He was the author of numerous books of medical autobiography, politics, history, and fiction.
His book, One Russian's Story
, a biography of his father Ivan, tells something of his own life as well.
He was the author of the novel, Valley of the Forgotten People
, which was published in London by Faber and Faber in 1941.
In November 1942, Faber and Faber in London published his account of the Chetnik resistance movement in Serbia headed by General Draza Mihailovich, The Chetniks
. Sava described the book in the Preface:
- "The names of friends I have re-christened. I have altered dates and changed the names of places. This much is fiction: the rest is fact. The subsequent exploits of the guerrillas, the Chetniks, I have reconstructed from letters and reports. But I have a story to tell and I shall not delay in the telling." (Preface, p. 8, The Chetniks, 1942)
He is also the author of The Healing Knife: A Surgeon's Destiny
(1938). This book is an account of his life and his struggle to rise to the top of the medical profession from absolutely nothing.
In A Surgeon Remembers
(1953), Sava recounted his most memorable operations. The dust jacket reads:
- "What sort of cases are those which, most clearly, a surgeon remembers? This book of case histories by George Sava suggests an answer to that question. In terms of organs and limbs, and in terms of people, the cases described and recorded here are as varied as any reader could wish. At the same time, as his Prologue and Epilogue and his commentaries show, each of them had something in common which presented the surgeon-author with a particular dilemma.

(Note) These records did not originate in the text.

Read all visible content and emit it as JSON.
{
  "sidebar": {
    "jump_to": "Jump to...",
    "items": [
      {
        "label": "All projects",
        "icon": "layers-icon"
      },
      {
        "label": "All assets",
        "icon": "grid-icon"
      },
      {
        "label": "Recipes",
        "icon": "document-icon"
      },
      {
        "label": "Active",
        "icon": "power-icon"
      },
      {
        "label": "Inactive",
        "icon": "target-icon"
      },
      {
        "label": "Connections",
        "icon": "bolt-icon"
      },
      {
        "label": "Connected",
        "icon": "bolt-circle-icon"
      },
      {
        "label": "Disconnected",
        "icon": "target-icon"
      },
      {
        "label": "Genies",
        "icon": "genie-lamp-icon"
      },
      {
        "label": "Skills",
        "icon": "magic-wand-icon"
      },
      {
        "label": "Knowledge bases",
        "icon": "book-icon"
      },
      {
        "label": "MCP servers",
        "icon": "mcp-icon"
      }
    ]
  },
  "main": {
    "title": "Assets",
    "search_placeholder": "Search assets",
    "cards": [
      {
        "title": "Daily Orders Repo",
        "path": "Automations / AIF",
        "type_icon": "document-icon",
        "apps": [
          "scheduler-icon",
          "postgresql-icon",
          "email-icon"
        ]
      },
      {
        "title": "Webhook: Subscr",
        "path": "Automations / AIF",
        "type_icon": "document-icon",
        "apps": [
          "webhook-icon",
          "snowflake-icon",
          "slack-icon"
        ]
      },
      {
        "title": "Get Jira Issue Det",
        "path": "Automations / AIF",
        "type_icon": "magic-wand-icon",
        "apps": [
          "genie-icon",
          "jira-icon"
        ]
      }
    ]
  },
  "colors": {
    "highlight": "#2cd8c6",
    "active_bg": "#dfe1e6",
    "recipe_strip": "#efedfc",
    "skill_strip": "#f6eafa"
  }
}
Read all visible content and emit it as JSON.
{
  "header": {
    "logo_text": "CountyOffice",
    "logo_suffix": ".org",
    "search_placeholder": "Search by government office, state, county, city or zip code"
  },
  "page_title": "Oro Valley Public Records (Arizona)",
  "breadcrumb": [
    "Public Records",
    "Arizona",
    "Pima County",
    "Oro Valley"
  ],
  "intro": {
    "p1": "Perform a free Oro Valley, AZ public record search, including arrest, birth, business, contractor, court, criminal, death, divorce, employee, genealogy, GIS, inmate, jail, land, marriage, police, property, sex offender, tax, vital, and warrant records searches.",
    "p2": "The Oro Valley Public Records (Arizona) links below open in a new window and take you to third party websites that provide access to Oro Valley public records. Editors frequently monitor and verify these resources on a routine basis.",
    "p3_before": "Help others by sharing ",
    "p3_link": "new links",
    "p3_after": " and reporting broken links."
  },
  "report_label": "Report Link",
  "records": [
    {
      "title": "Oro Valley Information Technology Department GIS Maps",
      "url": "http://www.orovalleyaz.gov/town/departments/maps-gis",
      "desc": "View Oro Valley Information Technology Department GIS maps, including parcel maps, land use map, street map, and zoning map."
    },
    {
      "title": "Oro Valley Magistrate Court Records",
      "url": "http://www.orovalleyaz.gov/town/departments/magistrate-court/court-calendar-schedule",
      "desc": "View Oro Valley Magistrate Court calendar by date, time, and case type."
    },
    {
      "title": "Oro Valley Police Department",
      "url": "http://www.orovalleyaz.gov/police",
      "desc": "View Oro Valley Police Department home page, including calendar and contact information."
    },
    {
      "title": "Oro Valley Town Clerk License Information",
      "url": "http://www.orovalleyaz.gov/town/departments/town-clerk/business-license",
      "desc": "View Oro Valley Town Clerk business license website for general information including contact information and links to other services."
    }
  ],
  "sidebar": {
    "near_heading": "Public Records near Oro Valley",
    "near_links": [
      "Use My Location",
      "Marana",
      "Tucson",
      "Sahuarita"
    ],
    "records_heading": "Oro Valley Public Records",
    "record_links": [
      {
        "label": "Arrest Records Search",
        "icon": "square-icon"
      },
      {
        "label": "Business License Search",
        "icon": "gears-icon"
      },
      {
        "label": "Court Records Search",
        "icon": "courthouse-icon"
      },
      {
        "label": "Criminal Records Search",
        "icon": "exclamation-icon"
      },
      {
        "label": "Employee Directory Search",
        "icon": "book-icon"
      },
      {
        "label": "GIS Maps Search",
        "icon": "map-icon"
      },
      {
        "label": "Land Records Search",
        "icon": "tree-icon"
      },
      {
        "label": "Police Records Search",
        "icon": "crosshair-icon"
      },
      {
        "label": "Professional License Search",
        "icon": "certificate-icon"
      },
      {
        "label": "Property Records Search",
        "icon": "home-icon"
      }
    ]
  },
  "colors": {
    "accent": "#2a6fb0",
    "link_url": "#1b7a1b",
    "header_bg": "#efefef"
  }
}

It was not the consideration of the human factor, although this weighed heavily on his mind. It was the fact that these were all cases for which no clear-cut solution was to be found either in the textbooks or the canons of professional practice."
He died on March 15, 1996.